MATERIAL TO PROCESS: Begin

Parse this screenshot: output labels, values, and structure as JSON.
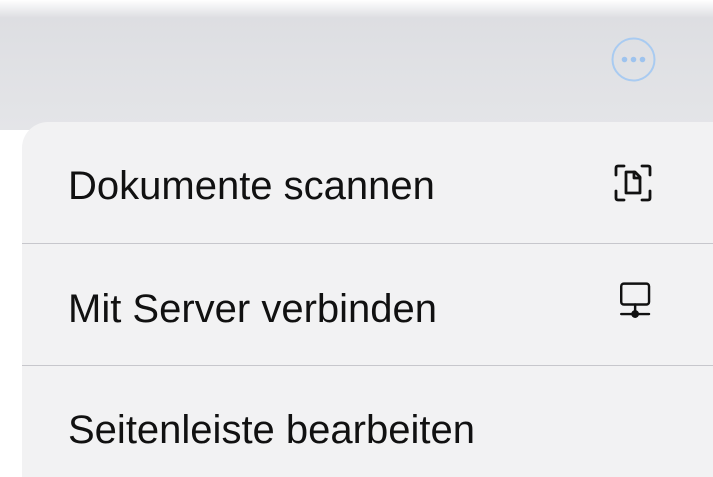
{
  "header": {
    "more_icon": "ellipsis-circle-icon",
    "accent_color": "#9ec3ee"
  },
  "menu": {
    "items": [
      {
        "label": "Dokumente scannen",
        "icon": "document-scan-icon"
      },
      {
        "label": "Mit Server verbinden",
        "icon": "server-display-icon"
      },
      {
        "label": "Seitenleiste bearbeiten",
        "icon": ""
      }
    ]
  }
}
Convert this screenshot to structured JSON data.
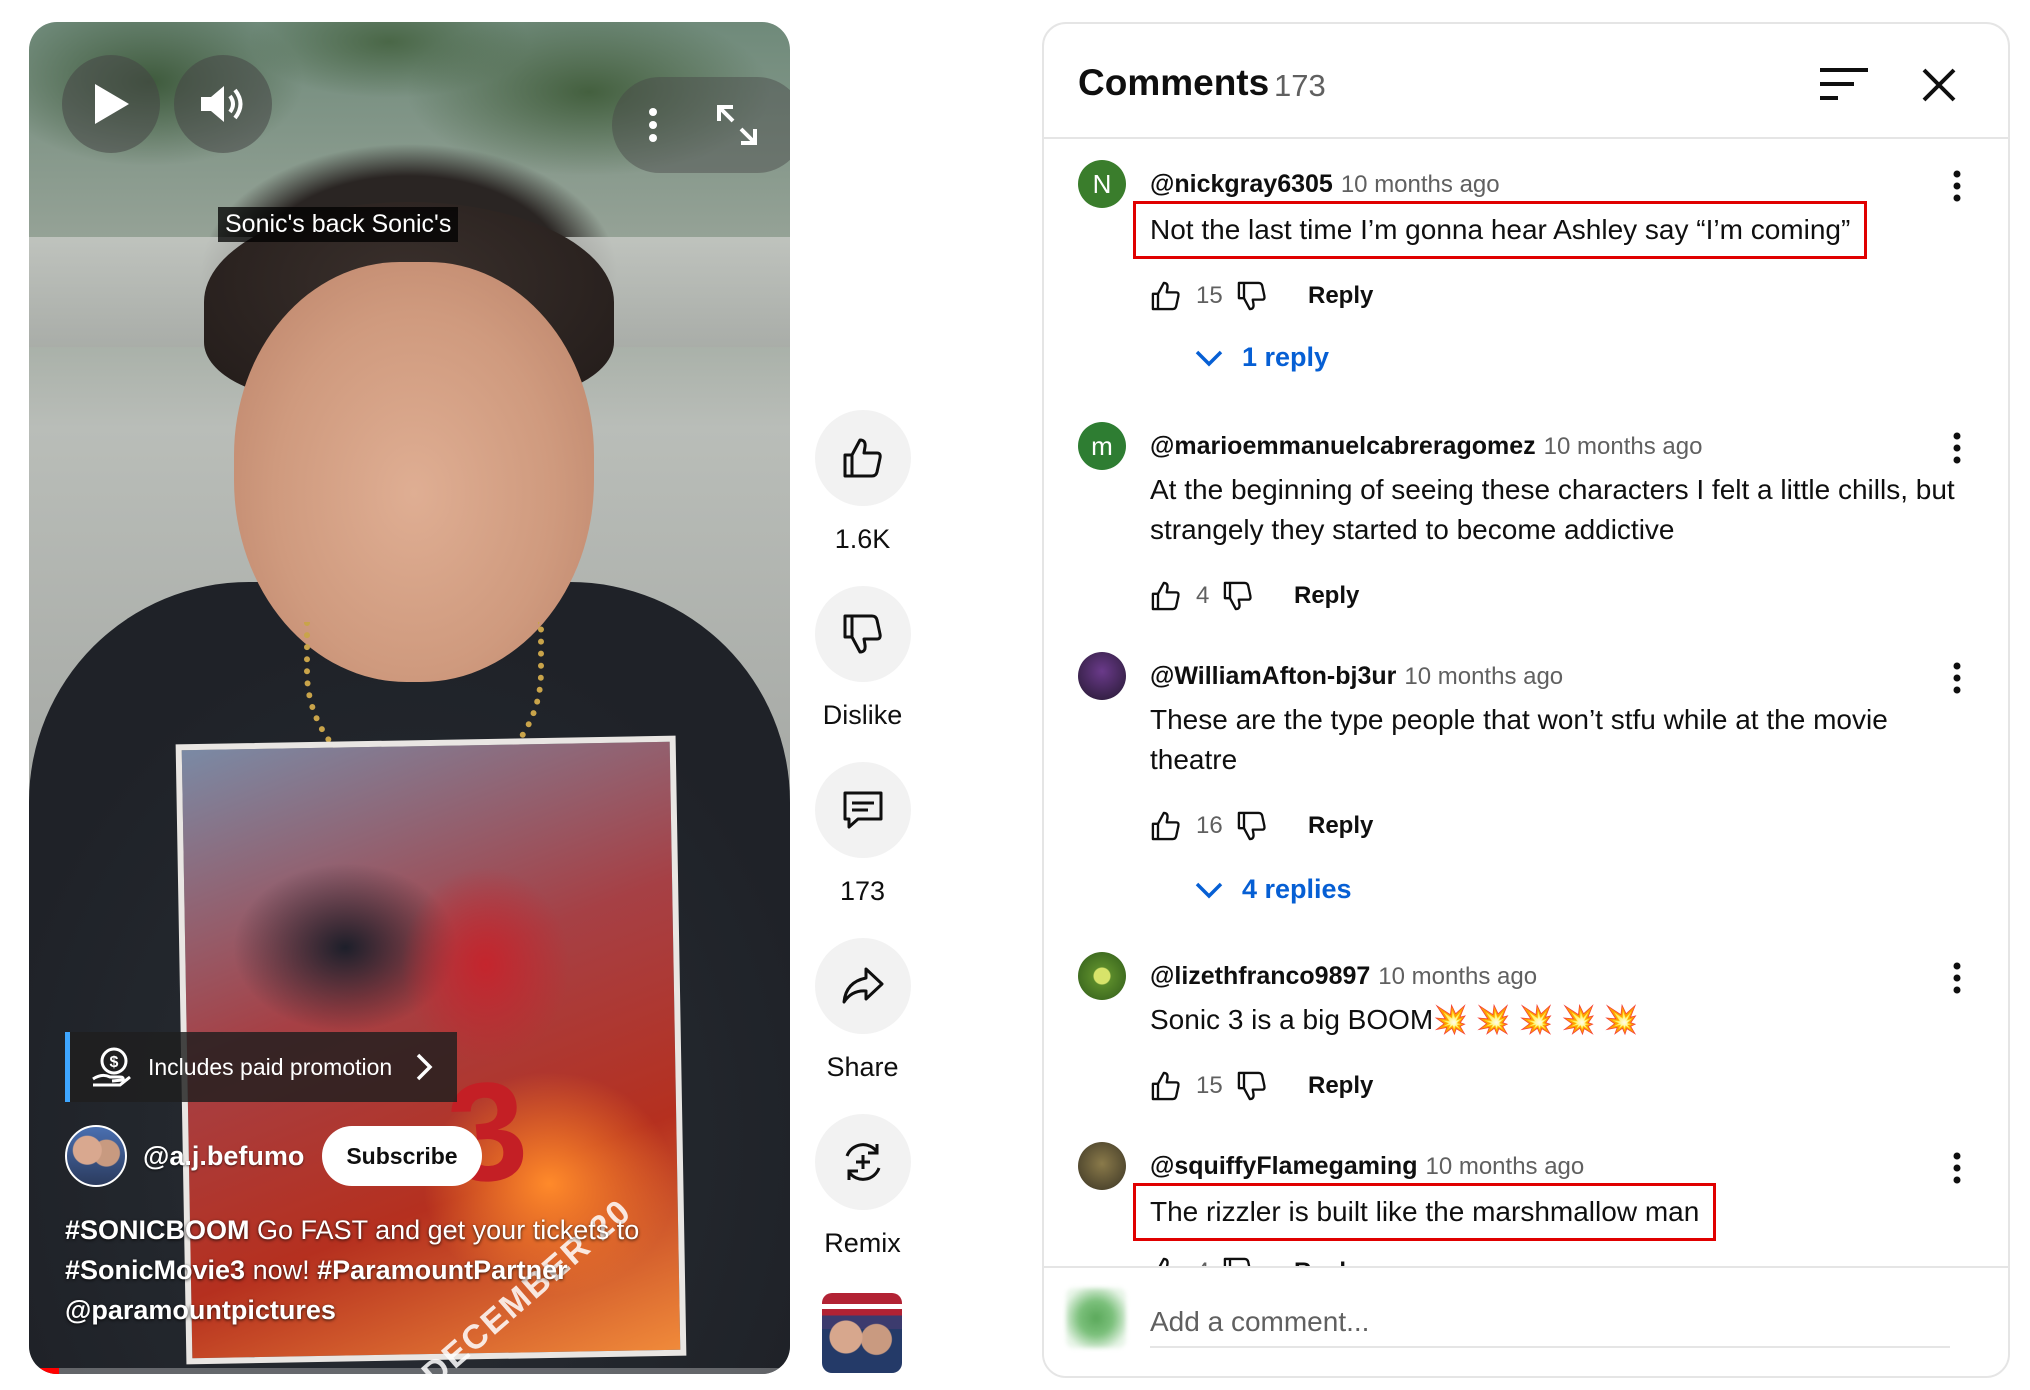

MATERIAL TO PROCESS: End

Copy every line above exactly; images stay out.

Parse this screenshot: output labels, values, and structure as JSON.
{
  "header": {
    "more_icon": "ellipsis-circle-icon",
    "accent_color": "#9ec3ee"
  },
  "menu": {
    "items": [
      {
        "label": "Dokumente scannen",
        "icon": "document-scan-icon"
      },
      {
        "label": "Mit Server verbinden",
        "icon": "server-display-icon"
      },
      {
        "label": "Seitenleiste bearbeiten",
        "icon": ""
      }
    ]
  }
}
Convert this screenshot to structured JSON data.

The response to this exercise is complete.